Assigned task >> Copy every entry word for word, but skip the pictures.
== Input data
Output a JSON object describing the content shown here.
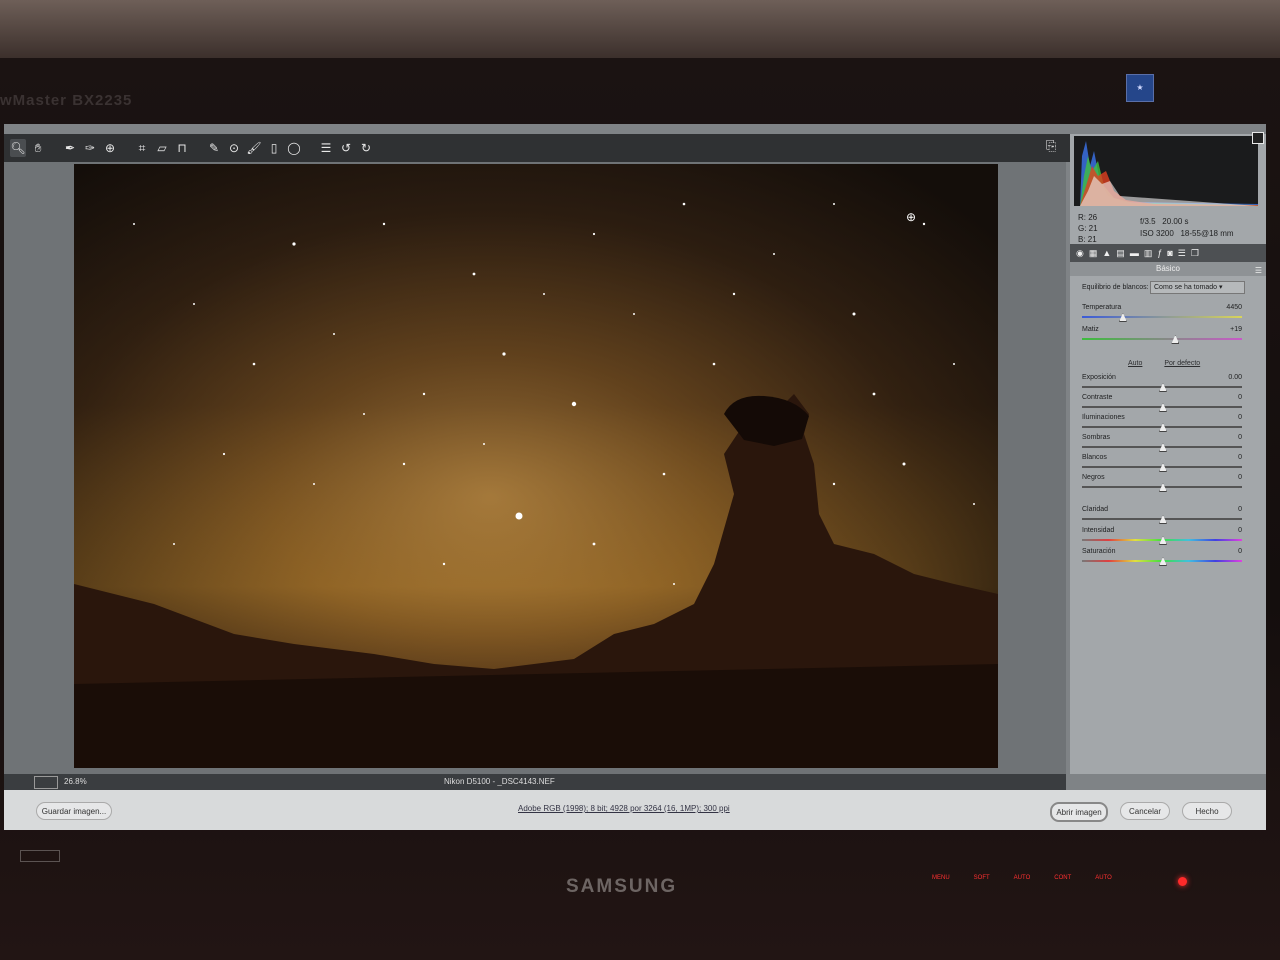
{
  "monitor": {
    "model_label": "wMaster BX2235",
    "brand": "SAMSUNG",
    "buttons": [
      "MENU",
      "SOFT",
      "AUTO",
      "CONT",
      "AUTO"
    ]
  },
  "toolbar": {
    "tools": [
      "zoom-icon",
      "hand-icon",
      "white-balance-icon",
      "color-sampler-icon",
      "target-adjust-icon",
      "crop-icon",
      "straighten-icon",
      "transform-icon",
      "spot-removal-icon",
      "red-eye-icon",
      "adjustment-brush-icon",
      "graduated-filter-icon",
      "radial-filter-icon",
      "preferences-icon",
      "rotate-left-icon",
      "rotate-right-icon"
    ]
  },
  "histogram": {
    "rgb": {
      "r": "R:   26",
      "g": "G:   21",
      "b": "B:   21"
    },
    "exif": {
      "aperture": "f/3.5",
      "shutter": "20.00 s",
      "iso": "ISO 3200",
      "lens": "18-55@18 mm"
    }
  },
  "panel": {
    "section_title": "Básico",
    "wb_label": "Equilibrio de blancos:",
    "wb_value": "Como se ha tomado",
    "temperature": {
      "label": "Temperatura",
      "value": "4450",
      "pos": 0.24
    },
    "tint": {
      "label": "Matiz",
      "value": "+19",
      "pos": 0.58
    },
    "auto": "Auto",
    "default": "Por defecto",
    "sliders": [
      {
        "label": "Exposición",
        "value": "0.00",
        "pos": 0.5
      },
      {
        "label": "Contraste",
        "value": "0",
        "pos": 0.5
      },
      {
        "label": "Iluminaciones",
        "value": "0",
        "pos": 0.5
      },
      {
        "label": "Sombras",
        "value": "0",
        "pos": 0.5
      },
      {
        "label": "Blancos",
        "value": "0",
        "pos": 0.5
      },
      {
        "label": "Negros",
        "value": "0",
        "pos": 0.5
      }
    ],
    "presence": [
      {
        "label": "Claridad",
        "value": "0",
        "pos": 0.5
      },
      {
        "label": "Intensidad",
        "value": "0",
        "pos": 0.5
      },
      {
        "label": "Saturación",
        "value": "0",
        "pos": 0.5
      }
    ]
  },
  "status": {
    "zoom": "26.8%",
    "file": "Nikon D5100 - _DSC4143.NEF"
  },
  "bottom": {
    "save": "Guardar imagen...",
    "workflow": "Adobe RGB (1998); 8 bit; 4928 por 3264 (16, 1MP); 300 ppi",
    "open": "Abrir imagen",
    "cancel": "Cancelar",
    "done": "Hecho"
  }
}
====
Completed exercise >>
Output a JSON object describing the content shown here.
{
  "monitor": {
    "model_label": "wMaster BX2235",
    "brand": "SAMSUNG",
    "buttons": [
      "MENU",
      "SOFT",
      "AUTO",
      "CONT",
      "AUTO"
    ]
  },
  "toolbar": {
    "tools": [
      "zoom-icon",
      "hand-icon",
      "white-balance-icon",
      "color-sampler-icon",
      "target-adjust-icon",
      "crop-icon",
      "straighten-icon",
      "transform-icon",
      "spot-removal-icon",
      "red-eye-icon",
      "adjustment-brush-icon",
      "graduated-filter-icon",
      "radial-filter-icon",
      "preferences-icon",
      "rotate-left-icon",
      "rotate-right-icon"
    ]
  },
  "histogram": {
    "rgb": {
      "r": "R:   26",
      "g": "G:   21",
      "b": "B:   21"
    },
    "exif": {
      "aperture": "f/3.5",
      "shutter": "20.00 s",
      "iso": "ISO 3200",
      "lens": "18-55@18 mm"
    }
  },
  "panel": {
    "section_title": "Básico",
    "wb_label": "Equilibrio de blancos:",
    "wb_value": "Como se ha tomado",
    "temperature": {
      "label": "Temperatura",
      "value": "4450",
      "pos": 0.24
    },
    "tint": {
      "label": "Matiz",
      "value": "+19",
      "pos": 0.58
    },
    "auto": "Auto",
    "default": "Por defecto",
    "sliders": [
      {
        "label": "Exposición",
        "value": "0.00",
        "pos": 0.5
      },
      {
        "label": "Contraste",
        "value": "0",
        "pos": 0.5
      },
      {
        "label": "Iluminaciones",
        "value": "0",
        "pos": 0.5
      },
      {
        "label": "Sombras",
        "value": "0",
        "pos": 0.5
      },
      {
        "label": "Blancos",
        "value": "0",
        "pos": 0.5
      },
      {
        "label": "Negros",
        "value": "0",
        "pos": 0.5
      }
    ],
    "presence": [
      {
        "label": "Claridad",
        "value": "0",
        "pos": 0.5
      },
      {
        "label": "Intensidad",
        "value": "0",
        "pos": 0.5
      },
      {
        "label": "Saturación",
        "value": "0",
        "pos": 0.5
      }
    ]
  },
  "status": {
    "zoom": "26.8%",
    "file": "Nikon D5100 - _DSC4143.NEF"
  },
  "bottom": {
    "save": "Guardar imagen...",
    "workflow": "Adobe RGB (1998); 8 bit; 4928 por 3264 (16, 1MP); 300 ppi",
    "open": "Abrir imagen",
    "cancel": "Cancelar",
    "done": "Hecho"
  }
}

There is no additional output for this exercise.